[Excerpts from a dataset]
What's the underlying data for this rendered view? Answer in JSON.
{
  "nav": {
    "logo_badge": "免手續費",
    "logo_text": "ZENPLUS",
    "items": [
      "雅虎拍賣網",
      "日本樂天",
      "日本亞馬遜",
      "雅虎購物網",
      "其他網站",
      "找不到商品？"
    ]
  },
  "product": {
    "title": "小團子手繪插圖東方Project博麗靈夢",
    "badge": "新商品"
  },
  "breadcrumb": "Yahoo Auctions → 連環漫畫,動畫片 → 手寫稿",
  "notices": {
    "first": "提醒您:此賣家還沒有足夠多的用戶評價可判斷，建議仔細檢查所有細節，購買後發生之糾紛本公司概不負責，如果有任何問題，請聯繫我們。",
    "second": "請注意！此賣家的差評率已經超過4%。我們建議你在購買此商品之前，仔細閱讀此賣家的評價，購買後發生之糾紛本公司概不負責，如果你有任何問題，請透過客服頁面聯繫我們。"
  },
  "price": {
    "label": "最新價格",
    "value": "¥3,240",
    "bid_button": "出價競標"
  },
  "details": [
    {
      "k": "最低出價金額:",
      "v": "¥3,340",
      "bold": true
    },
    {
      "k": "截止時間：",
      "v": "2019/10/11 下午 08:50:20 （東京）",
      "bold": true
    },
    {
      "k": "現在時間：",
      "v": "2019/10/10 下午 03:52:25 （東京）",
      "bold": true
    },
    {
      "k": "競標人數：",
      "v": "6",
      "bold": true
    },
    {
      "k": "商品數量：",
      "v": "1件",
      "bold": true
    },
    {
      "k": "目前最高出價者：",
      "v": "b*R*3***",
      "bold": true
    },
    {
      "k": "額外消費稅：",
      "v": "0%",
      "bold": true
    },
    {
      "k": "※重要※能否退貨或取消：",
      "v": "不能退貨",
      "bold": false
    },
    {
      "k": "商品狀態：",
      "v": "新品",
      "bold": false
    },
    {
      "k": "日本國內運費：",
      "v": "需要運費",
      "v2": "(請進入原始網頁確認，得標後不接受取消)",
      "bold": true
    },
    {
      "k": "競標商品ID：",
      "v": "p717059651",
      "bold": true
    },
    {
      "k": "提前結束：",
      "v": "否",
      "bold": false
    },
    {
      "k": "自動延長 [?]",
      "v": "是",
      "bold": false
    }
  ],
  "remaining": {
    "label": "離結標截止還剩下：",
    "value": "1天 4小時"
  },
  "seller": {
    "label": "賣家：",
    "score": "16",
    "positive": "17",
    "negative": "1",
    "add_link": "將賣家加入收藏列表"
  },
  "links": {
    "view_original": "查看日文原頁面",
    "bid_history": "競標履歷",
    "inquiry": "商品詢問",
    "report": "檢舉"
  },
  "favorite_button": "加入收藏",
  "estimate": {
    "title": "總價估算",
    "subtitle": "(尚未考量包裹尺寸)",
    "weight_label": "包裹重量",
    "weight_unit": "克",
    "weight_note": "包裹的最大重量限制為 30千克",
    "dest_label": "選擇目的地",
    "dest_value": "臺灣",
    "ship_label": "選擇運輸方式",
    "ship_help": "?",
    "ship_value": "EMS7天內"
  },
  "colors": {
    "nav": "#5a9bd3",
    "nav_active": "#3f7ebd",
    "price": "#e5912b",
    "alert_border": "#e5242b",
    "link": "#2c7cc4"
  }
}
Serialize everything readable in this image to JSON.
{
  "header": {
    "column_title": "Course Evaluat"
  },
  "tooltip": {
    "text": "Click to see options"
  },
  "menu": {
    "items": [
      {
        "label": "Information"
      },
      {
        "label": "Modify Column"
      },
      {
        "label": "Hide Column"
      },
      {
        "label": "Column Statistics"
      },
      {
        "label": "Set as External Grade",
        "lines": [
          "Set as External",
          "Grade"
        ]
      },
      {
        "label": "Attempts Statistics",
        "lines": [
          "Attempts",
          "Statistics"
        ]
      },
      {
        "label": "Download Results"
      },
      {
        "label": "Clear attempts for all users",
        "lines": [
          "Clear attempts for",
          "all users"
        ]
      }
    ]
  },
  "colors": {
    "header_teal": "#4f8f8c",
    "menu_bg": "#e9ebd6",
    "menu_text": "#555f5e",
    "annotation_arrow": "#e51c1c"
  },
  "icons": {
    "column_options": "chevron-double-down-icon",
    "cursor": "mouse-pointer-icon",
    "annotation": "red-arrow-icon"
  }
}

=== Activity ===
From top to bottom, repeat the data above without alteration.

=== Task answer ===
What's the underlying data for this rendered view? Answer in JSON.
{
  "nav": {
    "logo_badge": "免手續費",
    "logo_text": "ZENPLUS",
    "items": [
      "雅虎拍賣網",
      "日本樂天",
      "日本亞馬遜",
      "雅虎購物網",
      "其他網站",
      "找不到商品？"
    ]
  },
  "product": {
    "title": "小團子手繪插圖東方Project博麗靈夢",
    "badge": "新商品"
  },
  "breadcrumb": "Yahoo Auctions → 連環漫畫,動畫片 → 手寫稿",
  "notices": {
    "first": "提醒您:此賣家還沒有足夠多的用戶評價可判斷，建議仔細檢查所有細節，購買後發生之糾紛本公司概不負責，如果有任何問題，請聯繫我們。",
    "second": "請注意！此賣家的差評率已經超過4%。我們建議你在購買此商品之前，仔細閱讀此賣家的評價，購買後發生之糾紛本公司概不負責，如果你有任何問題，請透過客服頁面聯繫我們。"
  },
  "price": {
    "label": "最新價格",
    "value": "¥3,240",
    "bid_button": "出價競標"
  },
  "details": [
    {
      "k": "最低出價金額:",
      "v": "¥3,340",
      "bold": true
    },
    {
      "k": "截止時間：",
      "v": "2019/10/11 下午 08:50:20 （東京）",
      "bold": true
    },
    {
      "k": "現在時間：",
      "v": "2019/10/10 下午 03:52:25 （東京）",
      "bold": true
    },
    {
      "k": "競標人數：",
      "v": "6",
      "bold": true
    },
    {
      "k": "商品數量：",
      "v": "1件",
      "bold": true
    },
    {
      "k": "目前最高出價者：",
      "v": "b*R*3***",
      "bold": true
    },
    {
      "k": "額外消費稅：",
      "v": "0%",
      "bold": true
    },
    {
      "k": "※重要※能否退貨或取消：",
      "v": "不能退貨",
      "bold": false
    },
    {
      "k": "商品狀態：",
      "v": "新品",
      "bold": false
    },
    {
      "k": "日本國內運費：",
      "v": "需要運費",
      "v2": "(請進入原始網頁確認，得標後不接受取消)",
      "bold": true
    },
    {
      "k": "競標商品ID：",
      "v": "p717059651",
      "bold": true
    },
    {
      "k": "提前結束：",
      "v": "否",
      "bold": false
    },
    {
      "k": "自動延長 [?]",
      "v": "是",
      "bold": false
    }
  ],
  "remaining": {
    "label": "離結標截止還剩下：",
    "value": "1天 4小時"
  },
  "seller": {
    "label": "賣家：",
    "score": "16",
    "positive": "17",
    "negative": "1",
    "add_link": "將賣家加入收藏列表"
  },
  "links": {
    "view_original": "查看日文原頁面",
    "bid_history": "競標履歷",
    "inquiry": "商品詢問",
    "report": "檢舉"
  },
  "favorite_button": "加入收藏",
  "estimate": {
    "title": "總價估算",
    "subtitle": "(尚未考量包裹尺寸)",
    "weight_label": "包裹重量",
    "weight_unit": "克",
    "weight_note": "包裹的最大重量限制為 30千克",
    "dest_label": "選擇目的地",
    "dest_value": "臺灣",
    "ship_label": "選擇運輸方式",
    "ship_help": "?",
    "ship_value": "EMS7天內"
  },
  "colors": {
    "nav": "#5a9bd3",
    "nav_active": "#3f7ebd",
    "price": "#e5912b",
    "alert_border": "#e5242b",
    "link": "#2c7cc4"
  }
}
Serialize everything readable in this image to JSON.
{
  "header": {
    "column_title": "Course Evaluat"
  },
  "tooltip": {
    "text": "Click to see options"
  },
  "menu": {
    "items": [
      {
        "label": "Information"
      },
      {
        "label": "Modify Column"
      },
      {
        "label": "Hide Column"
      },
      {
        "label": "Column Statistics"
      },
      {
        "label": "Set as External Grade",
        "lines": [
          "Set as External",
          "Grade"
        ]
      },
      {
        "label": "Attempts Statistics",
        "lines": [
          "Attempts",
          "Statistics"
        ]
      },
      {
        "label": "Download Results"
      },
      {
        "label": "Clear attempts for all users",
        "lines": [
          "Clear attempts for",
          "all users"
        ]
      }
    ]
  },
  "colors": {
    "header_teal": "#4f8f8c",
    "menu_bg": "#e9ebd6",
    "menu_text": "#555f5e",
    "annotation_arrow": "#e51c1c"
  },
  "icons": {
    "column_options": "chevron-double-down-icon",
    "cursor": "mouse-pointer-icon",
    "annotation": "red-arrow-icon"
  }
}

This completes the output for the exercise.